Asked Apr 16 2015
IdentityServer supports different OpenId Connect flows that are defined in the Flows enum and set for clients. There's also samples for each type of flow and many references to them in the docs...
Asked Sep 05 2014
In OpenID Connect an access token has an expiry time. For authorization code flow, this is typically short (eg 20 minutes) after which you use the refresh token to request a new access token.The...
Asked Jan 14 2015
For years I have used OpenID delegation to log in to Stack Overflow (among other sites) using my own URI as OpenID but having Google handle the authentication. I use the technique described in...
Asked Nov 15 2015
There is a lot of information on the web about using JWT (Json Web Token) for authentication. But I still didn't find a clear explanation of what the flow should be when using JWT tokens for a...
Asked Jan 01 2017

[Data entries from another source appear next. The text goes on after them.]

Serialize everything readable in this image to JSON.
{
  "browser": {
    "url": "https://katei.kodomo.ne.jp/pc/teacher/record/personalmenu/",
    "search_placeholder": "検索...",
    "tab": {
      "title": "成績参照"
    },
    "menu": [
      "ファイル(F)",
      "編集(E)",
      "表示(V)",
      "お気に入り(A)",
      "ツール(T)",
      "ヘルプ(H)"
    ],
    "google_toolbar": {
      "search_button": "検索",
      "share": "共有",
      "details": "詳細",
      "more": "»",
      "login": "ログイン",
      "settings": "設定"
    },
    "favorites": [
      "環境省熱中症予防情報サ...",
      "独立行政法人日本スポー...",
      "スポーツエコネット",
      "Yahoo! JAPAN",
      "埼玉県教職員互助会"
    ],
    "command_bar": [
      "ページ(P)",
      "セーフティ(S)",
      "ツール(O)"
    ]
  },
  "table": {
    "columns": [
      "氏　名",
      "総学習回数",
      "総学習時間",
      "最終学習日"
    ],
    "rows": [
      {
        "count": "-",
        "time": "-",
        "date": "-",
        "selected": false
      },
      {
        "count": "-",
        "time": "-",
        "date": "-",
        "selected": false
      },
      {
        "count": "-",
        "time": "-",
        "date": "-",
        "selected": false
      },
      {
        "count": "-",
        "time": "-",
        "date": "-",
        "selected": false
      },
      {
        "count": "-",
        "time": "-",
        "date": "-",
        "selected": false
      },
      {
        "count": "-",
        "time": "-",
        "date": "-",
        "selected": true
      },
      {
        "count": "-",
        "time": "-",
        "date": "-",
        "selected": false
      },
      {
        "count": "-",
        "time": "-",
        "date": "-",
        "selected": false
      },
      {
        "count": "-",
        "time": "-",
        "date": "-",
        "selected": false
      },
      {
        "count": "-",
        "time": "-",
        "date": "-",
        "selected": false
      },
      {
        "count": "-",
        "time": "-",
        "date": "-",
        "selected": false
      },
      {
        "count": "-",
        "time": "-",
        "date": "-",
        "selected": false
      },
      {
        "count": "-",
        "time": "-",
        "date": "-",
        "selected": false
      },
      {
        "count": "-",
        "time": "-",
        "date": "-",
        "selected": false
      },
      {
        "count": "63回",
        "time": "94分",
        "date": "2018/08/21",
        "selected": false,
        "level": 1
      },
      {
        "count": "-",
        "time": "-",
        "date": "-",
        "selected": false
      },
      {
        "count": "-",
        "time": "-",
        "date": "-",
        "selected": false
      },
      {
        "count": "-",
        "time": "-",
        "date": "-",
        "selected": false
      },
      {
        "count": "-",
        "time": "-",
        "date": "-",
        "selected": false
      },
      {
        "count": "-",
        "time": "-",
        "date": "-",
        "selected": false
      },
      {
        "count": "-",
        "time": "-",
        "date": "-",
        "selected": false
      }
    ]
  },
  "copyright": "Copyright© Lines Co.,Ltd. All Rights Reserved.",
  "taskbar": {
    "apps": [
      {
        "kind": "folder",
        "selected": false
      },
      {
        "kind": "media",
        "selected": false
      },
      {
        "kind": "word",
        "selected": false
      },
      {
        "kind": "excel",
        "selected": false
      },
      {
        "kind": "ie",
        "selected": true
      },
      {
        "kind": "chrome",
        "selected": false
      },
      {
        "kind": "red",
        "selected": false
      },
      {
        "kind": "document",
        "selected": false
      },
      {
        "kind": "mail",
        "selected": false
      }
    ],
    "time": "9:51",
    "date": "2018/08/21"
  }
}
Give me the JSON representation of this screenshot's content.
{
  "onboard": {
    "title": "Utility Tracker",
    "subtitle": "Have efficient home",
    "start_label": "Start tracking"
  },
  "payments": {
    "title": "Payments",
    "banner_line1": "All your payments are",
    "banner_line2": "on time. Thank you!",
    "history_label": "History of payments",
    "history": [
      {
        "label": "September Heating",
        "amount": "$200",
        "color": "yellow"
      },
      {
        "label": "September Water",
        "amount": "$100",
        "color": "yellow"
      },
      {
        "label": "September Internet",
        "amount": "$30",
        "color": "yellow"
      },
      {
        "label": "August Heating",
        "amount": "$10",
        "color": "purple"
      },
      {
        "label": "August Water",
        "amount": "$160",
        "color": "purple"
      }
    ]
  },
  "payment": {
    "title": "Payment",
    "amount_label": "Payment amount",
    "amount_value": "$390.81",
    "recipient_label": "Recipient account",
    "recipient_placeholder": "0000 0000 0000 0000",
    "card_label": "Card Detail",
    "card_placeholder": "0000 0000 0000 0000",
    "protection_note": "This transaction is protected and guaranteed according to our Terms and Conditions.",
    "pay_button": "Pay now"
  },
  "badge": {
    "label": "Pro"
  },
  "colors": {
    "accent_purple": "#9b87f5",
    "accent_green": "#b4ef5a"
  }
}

Can anyone point me to some good documentation or provide good information on the best way to implement authentication and authorisation for an ASP.NET Core REST API.I need to authenticating and...